Your instructions:
When you copy the data, keep every line exactly as written and skip the pictures.

Start of Extracted material

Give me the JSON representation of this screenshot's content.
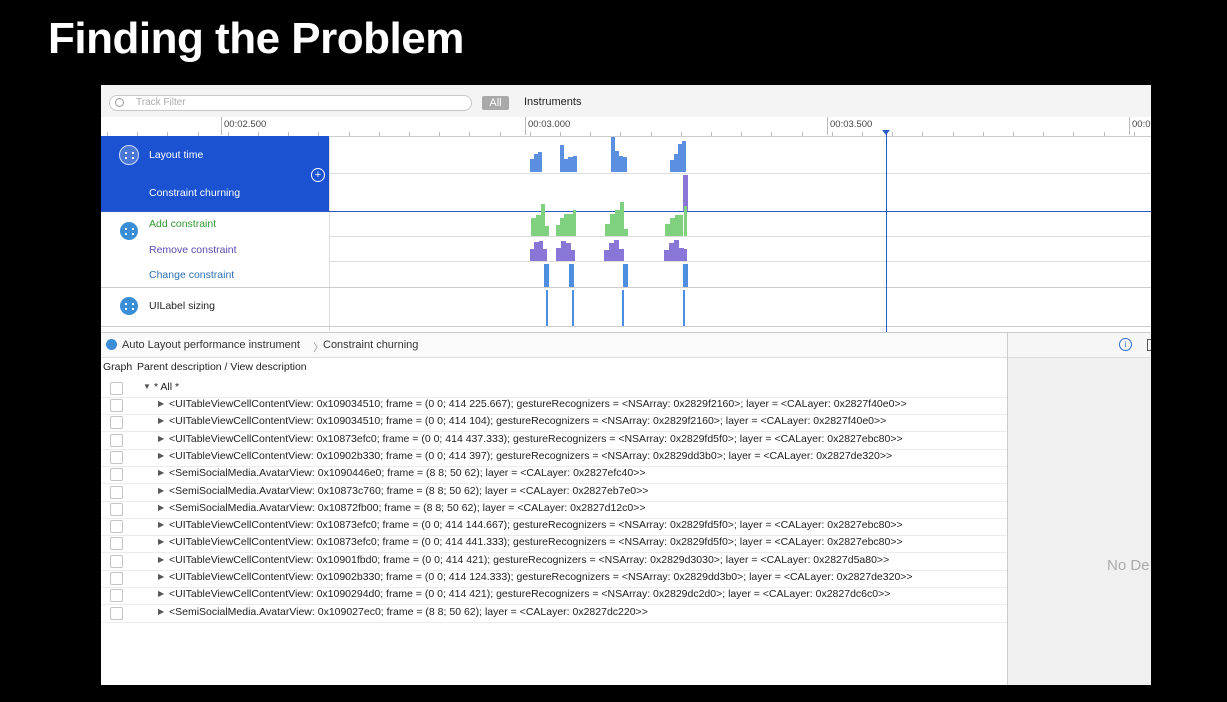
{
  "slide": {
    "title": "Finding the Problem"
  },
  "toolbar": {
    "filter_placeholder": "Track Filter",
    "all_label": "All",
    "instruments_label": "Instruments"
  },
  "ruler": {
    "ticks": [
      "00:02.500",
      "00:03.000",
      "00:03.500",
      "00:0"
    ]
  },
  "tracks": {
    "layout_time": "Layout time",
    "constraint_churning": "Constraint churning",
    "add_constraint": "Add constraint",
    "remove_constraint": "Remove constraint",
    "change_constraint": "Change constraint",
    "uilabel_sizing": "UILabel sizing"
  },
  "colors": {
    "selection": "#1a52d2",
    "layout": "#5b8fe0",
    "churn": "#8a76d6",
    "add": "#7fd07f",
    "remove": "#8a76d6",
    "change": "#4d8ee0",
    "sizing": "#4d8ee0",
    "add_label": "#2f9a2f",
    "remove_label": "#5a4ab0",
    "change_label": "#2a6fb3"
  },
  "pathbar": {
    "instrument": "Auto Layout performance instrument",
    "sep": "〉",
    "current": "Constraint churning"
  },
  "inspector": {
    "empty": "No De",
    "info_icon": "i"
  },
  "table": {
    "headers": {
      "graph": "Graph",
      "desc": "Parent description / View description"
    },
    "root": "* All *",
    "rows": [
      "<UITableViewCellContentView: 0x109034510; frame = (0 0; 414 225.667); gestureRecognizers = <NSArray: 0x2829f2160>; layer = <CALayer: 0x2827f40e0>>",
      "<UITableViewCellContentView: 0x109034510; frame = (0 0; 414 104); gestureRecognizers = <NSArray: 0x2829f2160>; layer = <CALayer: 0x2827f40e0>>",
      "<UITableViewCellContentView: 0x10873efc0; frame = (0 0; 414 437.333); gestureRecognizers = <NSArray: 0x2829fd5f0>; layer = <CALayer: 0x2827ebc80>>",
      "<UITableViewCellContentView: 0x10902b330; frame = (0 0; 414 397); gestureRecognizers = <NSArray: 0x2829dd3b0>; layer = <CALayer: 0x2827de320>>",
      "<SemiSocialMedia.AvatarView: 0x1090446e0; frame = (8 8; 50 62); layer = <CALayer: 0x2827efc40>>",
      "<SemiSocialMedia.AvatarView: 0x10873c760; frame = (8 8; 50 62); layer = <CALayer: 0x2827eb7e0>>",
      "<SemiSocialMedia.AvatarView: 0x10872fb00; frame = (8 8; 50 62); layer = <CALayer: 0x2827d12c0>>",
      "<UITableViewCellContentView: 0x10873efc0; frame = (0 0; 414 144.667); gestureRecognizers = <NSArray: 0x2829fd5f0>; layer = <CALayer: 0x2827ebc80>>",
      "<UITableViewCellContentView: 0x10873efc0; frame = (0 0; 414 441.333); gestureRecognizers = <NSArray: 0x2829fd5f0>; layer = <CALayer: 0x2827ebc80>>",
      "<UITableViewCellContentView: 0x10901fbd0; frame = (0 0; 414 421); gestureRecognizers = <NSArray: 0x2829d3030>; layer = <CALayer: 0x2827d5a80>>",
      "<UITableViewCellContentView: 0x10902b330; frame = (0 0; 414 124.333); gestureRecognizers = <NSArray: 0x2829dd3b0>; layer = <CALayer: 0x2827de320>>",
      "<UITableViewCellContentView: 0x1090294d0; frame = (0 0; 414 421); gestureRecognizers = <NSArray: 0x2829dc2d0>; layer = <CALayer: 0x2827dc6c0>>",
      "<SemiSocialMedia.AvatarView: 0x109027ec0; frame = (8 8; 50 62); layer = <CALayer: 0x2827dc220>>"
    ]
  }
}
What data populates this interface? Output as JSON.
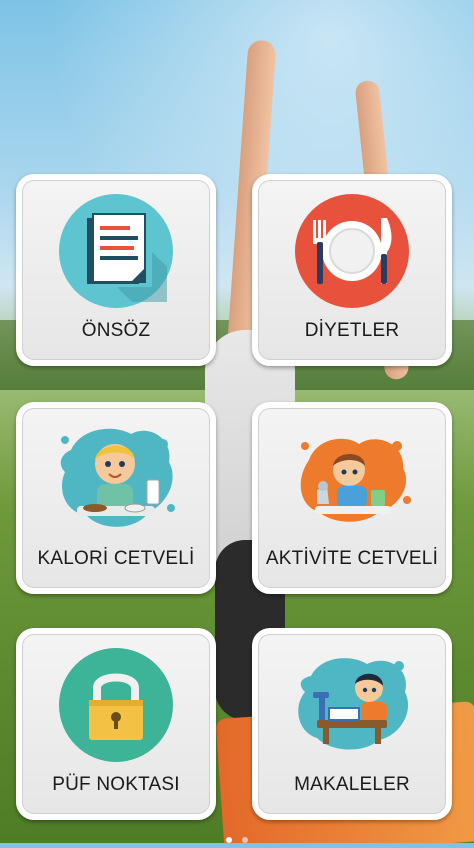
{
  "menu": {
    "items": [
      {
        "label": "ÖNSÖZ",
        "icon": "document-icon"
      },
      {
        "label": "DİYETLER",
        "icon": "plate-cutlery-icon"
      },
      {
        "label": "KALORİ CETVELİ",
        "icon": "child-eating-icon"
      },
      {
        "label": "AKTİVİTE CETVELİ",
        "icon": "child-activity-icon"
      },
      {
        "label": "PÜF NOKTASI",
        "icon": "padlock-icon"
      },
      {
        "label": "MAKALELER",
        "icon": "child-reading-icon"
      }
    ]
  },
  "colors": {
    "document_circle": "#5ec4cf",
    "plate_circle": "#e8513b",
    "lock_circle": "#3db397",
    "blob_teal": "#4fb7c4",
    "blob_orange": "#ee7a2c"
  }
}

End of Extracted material

Problem solution:
Give me the JSON representation of this screenshot's content.
{
  "slide": {
    "title": "Finding the Problem"
  },
  "toolbar": {
    "filter_placeholder": "Track Filter",
    "all_label": "All",
    "instruments_label": "Instruments"
  },
  "ruler": {
    "ticks": [
      "00:02.500",
      "00:03.000",
      "00:03.500",
      "00:0"
    ]
  },
  "tracks": {
    "layout_time": "Layout time",
    "constraint_churning": "Constraint churning",
    "add_constraint": "Add constraint",
    "remove_constraint": "Remove constraint",
    "change_constraint": "Change constraint",
    "uilabel_sizing": "UILabel sizing"
  },
  "colors": {
    "selection": "#1a52d2",
    "layout": "#5b8fe0",
    "churn": "#8a76d6",
    "add": "#7fd07f",
    "remove": "#8a76d6",
    "change": "#4d8ee0",
    "sizing": "#4d8ee0",
    "add_label": "#2f9a2f",
    "remove_label": "#5a4ab0",
    "change_label": "#2a6fb3"
  },
  "pathbar": {
    "instrument": "Auto Layout performance instrument",
    "sep": "〉",
    "current": "Constraint churning"
  },
  "inspector": {
    "empty": "No De",
    "info_icon": "i"
  },
  "table": {
    "headers": {
      "graph": "Graph",
      "desc": "Parent description / View description"
    },
    "root": "* All *",
    "rows": [
      "<UITableViewCellContentView: 0x109034510; frame = (0 0; 414 225.667); gestureRecognizers = <NSArray: 0x2829f2160>; layer = <CALayer: 0x2827f40e0>>",
      "<UITableViewCellContentView: 0x109034510; frame = (0 0; 414 104); gestureRecognizers = <NSArray: 0x2829f2160>; layer = <CALayer: 0x2827f40e0>>",
      "<UITableViewCellContentView: 0x10873efc0; frame = (0 0; 414 437.333); gestureRecognizers = <NSArray: 0x2829fd5f0>; layer = <CALayer: 0x2827ebc80>>",
      "<UITableViewCellContentView: 0x10902b330; frame = (0 0; 414 397); gestureRecognizers = <NSArray: 0x2829dd3b0>; layer = <CALayer: 0x2827de320>>",
      "<SemiSocialMedia.AvatarView: 0x1090446e0; frame = (8 8; 50 62); layer = <CALayer: 0x2827efc40>>",
      "<SemiSocialMedia.AvatarView: 0x10873c760; frame = (8 8; 50 62); layer = <CALayer: 0x2827eb7e0>>",
      "<SemiSocialMedia.AvatarView: 0x10872fb00; frame = (8 8; 50 62); layer = <CALayer: 0x2827d12c0>>",
      "<UITableViewCellContentView: 0x10873efc0; frame = (0 0; 414 144.667); gestureRecognizers = <NSArray: 0x2829fd5f0>; layer = <CALayer: 0x2827ebc80>>",
      "<UITableViewCellContentView: 0x10873efc0; frame = (0 0; 414 441.333); gestureRecognizers = <NSArray: 0x2829fd5f0>; layer = <CALayer: 0x2827ebc80>>",
      "<UITableViewCellContentView: 0x10901fbd0; frame = (0 0; 414 421); gestureRecognizers = <NSArray: 0x2829d3030>; layer = <CALayer: 0x2827d5a80>>",
      "<UITableViewCellContentView: 0x10902b330; frame = (0 0; 414 124.333); gestureRecognizers = <NSArray: 0x2829dd3b0>; layer = <CALayer: 0x2827de320>>",
      "<UITableViewCellContentView: 0x1090294d0; frame = (0 0; 414 421); gestureRecognizers = <NSArray: 0x2829dc2d0>; layer = <CALayer: 0x2827dc6c0>>",
      "<SemiSocialMedia.AvatarView: 0x109027ec0; frame = (8 8; 50 62); layer = <CALayer: 0x2827dc220>>"
    ]
  }
}
What data populates this interface? Output as JSON.
{
  "menu": {
    "items": [
      {
        "label": "ÖNSÖZ",
        "icon": "document-icon"
      },
      {
        "label": "DİYETLER",
        "icon": "plate-cutlery-icon"
      },
      {
        "label": "KALORİ CETVELİ",
        "icon": "child-eating-icon"
      },
      {
        "label": "AKTİVİTE CETVELİ",
        "icon": "child-activity-icon"
      },
      {
        "label": "PÜF NOKTASI",
        "icon": "padlock-icon"
      },
      {
        "label": "MAKALELER",
        "icon": "child-reading-icon"
      }
    ]
  },
  "colors": {
    "document_circle": "#5ec4cf",
    "plate_circle": "#e8513b",
    "lock_circle": "#3db397",
    "blob_teal": "#4fb7c4",
    "blob_orange": "#ee7a2c"
  }
}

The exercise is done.